An appeals court has overturned a lawsuit challenging the Federal Aviation Administration's 2013 decision to loosen restrictions on the use of personal electronics in-flight. A Washington, DC court said Friday that the FAA had the authority to allow the use of gadgets at various stages during a flight, Ars Technica reports.

The FAA's rule does not reflect "final action"

The lawsuit, Association of Flight Attendants v. Huerta (that's FAA administrator Michael Huerta), argued that the use of personal electronics during flights could pose a danger by distracting passengers from safety announcements or becoming projectiles during turbulence.

In 2013, the FAA made the official decision to allow the use of electronic devices during most phases of a flight.
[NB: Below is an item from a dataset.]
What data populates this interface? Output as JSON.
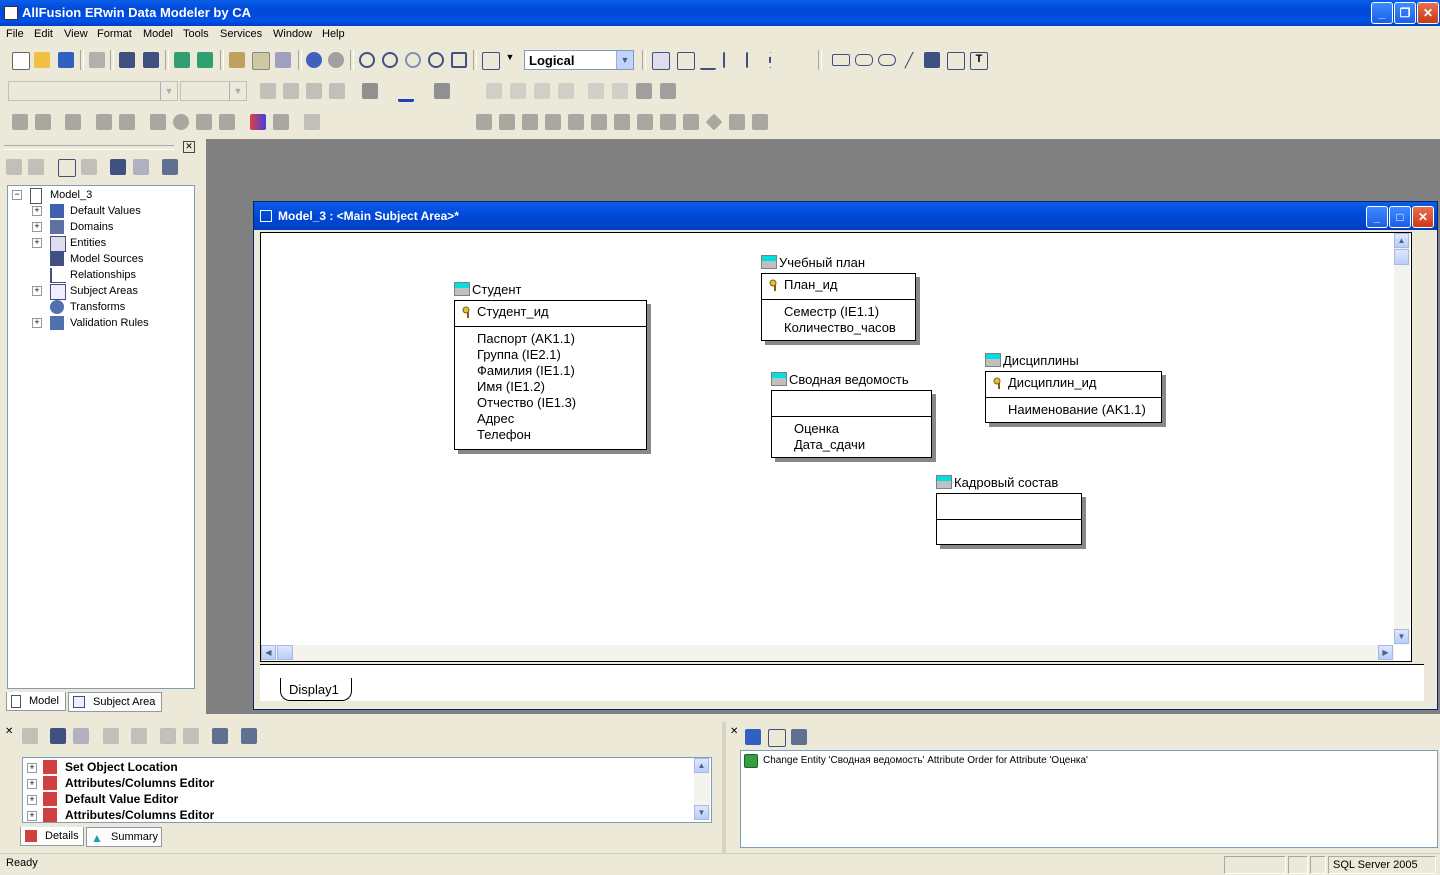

By 2014, around 96 percent of US commercial plane passengers were allowed to use small electronics during takeoff and landing, the AP reports.

The appeals court determined that because the FAA's rule is non-binding and does not reflect "final action," the court has "no jurisdiction to consider AFA's challenge."